Huge motorcade, lots of cheering and flag-waving...

It's the Sultan!

What could these be for?
BOOM!!!!  Oh yes, the 21-gun salute!  Wow, that was LOUD.

The Sultan walks out to inspect the troops.

And returns in his fabulous gold landrover!

 The flypast, which included 2 of my neighbours (1 in a helicopter, the other in a plane).

The Sultan gives me a wave as he leaves..!

The Sultan's brother leaves in an amazing purple Rolls Royce.

Who doesn't love a man in uniform?  Rob looking very dashing.

I really enjoy events such as this in Brunei; after all it's what living here is all about in my mind, appreciating the history and culture of a different country.  I'll never get this experience again, so am trying so hard to make the most of it.  Next excitement - the Sultan's birthday 'White Ball' at the Istana (Palace) on Sunday night!

But until then, Happy Birthday Your Majesty!

Thursday, 14 July 2011

Red Dragonfruit Ice Cream

As I mentioned in yesterday's post, I have been obsessing about Maya's Red Dragonfruit ice-cream for a few days now...  It's not just the colour - but what an incredible colour it is - it's the ice-cream recipe itself.  We used to make ice-cream a lot in the UK, but ironically now we live in the tropics, we've hardly made it at all here in Brunei.  We have our ice-cream maker here, but just couldn't manage to recreate the recipe without 'proper' British double cream.  We've tried a few variations - using condensed milk (OK if you like condensed-milk-flavour ice-cream), making a custard base (OK, but took an age to make and resulted in rock-solid ice-cream), using tinned cream (yuk!) and thickening milk with cornstarch (foul).  So we'd just about given up.

So when I read Maya's recipe that used mascarpone and coconut cream, I decided this was a combination that just had to be attempted.

And I am SO glad that I did!  Mascarpone is relatively easy to find here, and coconut cream?  Well, we always have coconut milk in the larder, as well as sachets of coconut cream powder, so that was a simple ingredient.  I see that Maya has used this same base with other ice-cream flavours - must try the black sesame some time - so I too will experiment further with it.

 Red dragonfruit is in season right now so is cheap and plentiful.  Visually this dragonfruit is definitely an extrovert with its showy skin and vibrant hot-pink flesh, but its taste is definitely more introverted - quiet and subtle. 

 Although its flavour definitely comes through in this ice-cream, it needed the coconut taste to complement it, and I followed Maya's suggestion of adding some basil leaves to give it an extra lift.  We had some growing so it was a simple (and very tasty) addition.

It was so simple, and so satisfying to make.  I followed Maya's recipe to the letter and it was perfect.  It took mere minutes to transform this:

into this: 
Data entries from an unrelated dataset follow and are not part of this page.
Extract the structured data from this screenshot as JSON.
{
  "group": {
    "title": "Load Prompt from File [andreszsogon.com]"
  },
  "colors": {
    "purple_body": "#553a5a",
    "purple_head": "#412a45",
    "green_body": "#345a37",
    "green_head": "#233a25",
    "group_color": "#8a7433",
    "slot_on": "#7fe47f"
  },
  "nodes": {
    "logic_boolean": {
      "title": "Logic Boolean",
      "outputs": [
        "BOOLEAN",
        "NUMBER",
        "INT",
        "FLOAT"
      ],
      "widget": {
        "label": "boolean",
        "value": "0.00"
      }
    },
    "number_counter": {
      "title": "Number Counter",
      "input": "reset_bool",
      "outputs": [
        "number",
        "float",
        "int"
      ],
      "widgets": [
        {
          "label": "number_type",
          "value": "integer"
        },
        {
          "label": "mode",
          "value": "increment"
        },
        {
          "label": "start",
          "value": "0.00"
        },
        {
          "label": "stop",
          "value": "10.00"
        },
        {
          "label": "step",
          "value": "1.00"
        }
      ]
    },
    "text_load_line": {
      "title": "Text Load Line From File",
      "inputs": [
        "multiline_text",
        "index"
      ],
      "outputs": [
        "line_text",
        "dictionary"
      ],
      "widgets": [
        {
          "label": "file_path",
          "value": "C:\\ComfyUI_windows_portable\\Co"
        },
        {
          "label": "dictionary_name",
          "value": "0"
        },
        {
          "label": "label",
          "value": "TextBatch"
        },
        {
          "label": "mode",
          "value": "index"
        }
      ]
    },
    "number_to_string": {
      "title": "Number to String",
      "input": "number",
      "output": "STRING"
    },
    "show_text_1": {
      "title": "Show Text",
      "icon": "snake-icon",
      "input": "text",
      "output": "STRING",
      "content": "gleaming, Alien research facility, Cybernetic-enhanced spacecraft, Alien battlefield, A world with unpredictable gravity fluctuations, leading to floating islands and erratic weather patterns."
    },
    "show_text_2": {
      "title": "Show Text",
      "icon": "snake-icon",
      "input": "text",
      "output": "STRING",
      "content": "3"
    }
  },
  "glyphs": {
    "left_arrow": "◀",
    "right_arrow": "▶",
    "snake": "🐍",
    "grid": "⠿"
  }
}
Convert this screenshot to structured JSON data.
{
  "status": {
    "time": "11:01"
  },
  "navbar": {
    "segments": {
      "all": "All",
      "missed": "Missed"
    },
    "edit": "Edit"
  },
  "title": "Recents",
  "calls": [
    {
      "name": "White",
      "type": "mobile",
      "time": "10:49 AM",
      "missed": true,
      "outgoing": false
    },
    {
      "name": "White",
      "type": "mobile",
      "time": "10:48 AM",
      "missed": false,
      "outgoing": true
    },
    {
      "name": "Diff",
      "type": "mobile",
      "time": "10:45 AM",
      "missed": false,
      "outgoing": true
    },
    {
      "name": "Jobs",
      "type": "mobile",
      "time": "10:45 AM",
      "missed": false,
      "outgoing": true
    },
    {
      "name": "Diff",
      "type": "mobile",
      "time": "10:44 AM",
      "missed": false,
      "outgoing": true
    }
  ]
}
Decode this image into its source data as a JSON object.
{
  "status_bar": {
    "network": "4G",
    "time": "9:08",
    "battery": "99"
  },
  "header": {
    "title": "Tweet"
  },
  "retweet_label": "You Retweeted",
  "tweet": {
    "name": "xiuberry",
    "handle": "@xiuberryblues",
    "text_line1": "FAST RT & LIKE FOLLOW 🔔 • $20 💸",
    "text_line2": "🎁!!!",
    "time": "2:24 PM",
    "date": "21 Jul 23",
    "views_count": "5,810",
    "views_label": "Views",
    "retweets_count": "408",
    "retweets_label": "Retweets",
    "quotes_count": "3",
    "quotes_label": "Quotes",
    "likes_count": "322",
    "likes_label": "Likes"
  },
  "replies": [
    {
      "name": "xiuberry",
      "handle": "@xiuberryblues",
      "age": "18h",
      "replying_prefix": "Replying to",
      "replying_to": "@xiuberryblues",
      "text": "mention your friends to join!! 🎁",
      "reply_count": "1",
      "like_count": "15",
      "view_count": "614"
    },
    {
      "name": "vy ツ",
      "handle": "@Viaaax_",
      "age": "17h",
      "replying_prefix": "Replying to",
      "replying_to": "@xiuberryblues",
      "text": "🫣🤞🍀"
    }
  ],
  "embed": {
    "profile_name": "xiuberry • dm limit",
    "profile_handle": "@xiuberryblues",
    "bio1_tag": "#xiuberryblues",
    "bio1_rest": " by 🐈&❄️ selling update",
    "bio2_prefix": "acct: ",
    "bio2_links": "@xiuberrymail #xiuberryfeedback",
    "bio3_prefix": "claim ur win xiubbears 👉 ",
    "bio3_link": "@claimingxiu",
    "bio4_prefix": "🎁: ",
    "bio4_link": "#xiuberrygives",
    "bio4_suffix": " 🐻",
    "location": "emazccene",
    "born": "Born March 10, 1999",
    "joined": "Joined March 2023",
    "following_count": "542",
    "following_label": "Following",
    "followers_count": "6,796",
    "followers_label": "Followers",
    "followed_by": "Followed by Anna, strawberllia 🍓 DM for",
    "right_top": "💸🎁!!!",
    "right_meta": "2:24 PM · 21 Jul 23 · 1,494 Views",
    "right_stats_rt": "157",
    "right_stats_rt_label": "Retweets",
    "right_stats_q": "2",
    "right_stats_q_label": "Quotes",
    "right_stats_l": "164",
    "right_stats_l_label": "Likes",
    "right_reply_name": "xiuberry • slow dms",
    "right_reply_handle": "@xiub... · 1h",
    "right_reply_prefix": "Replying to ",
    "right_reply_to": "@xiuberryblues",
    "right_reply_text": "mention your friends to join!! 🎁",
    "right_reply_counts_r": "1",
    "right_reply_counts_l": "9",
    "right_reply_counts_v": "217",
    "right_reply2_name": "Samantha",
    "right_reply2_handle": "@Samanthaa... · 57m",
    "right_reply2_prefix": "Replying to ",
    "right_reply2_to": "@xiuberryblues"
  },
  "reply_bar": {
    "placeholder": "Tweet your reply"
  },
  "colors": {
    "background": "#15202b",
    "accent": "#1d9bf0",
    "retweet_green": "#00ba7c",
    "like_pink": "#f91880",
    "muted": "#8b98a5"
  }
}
I have yet to attempt making mochi in which to wrap this ice-cream.  Hey, before I read Maya's post I had never even heard of mochi!  It looks exciting and I'd like to try it.  But for now I'm enjoying this ice-cream as it is.  Beautiful and delicious!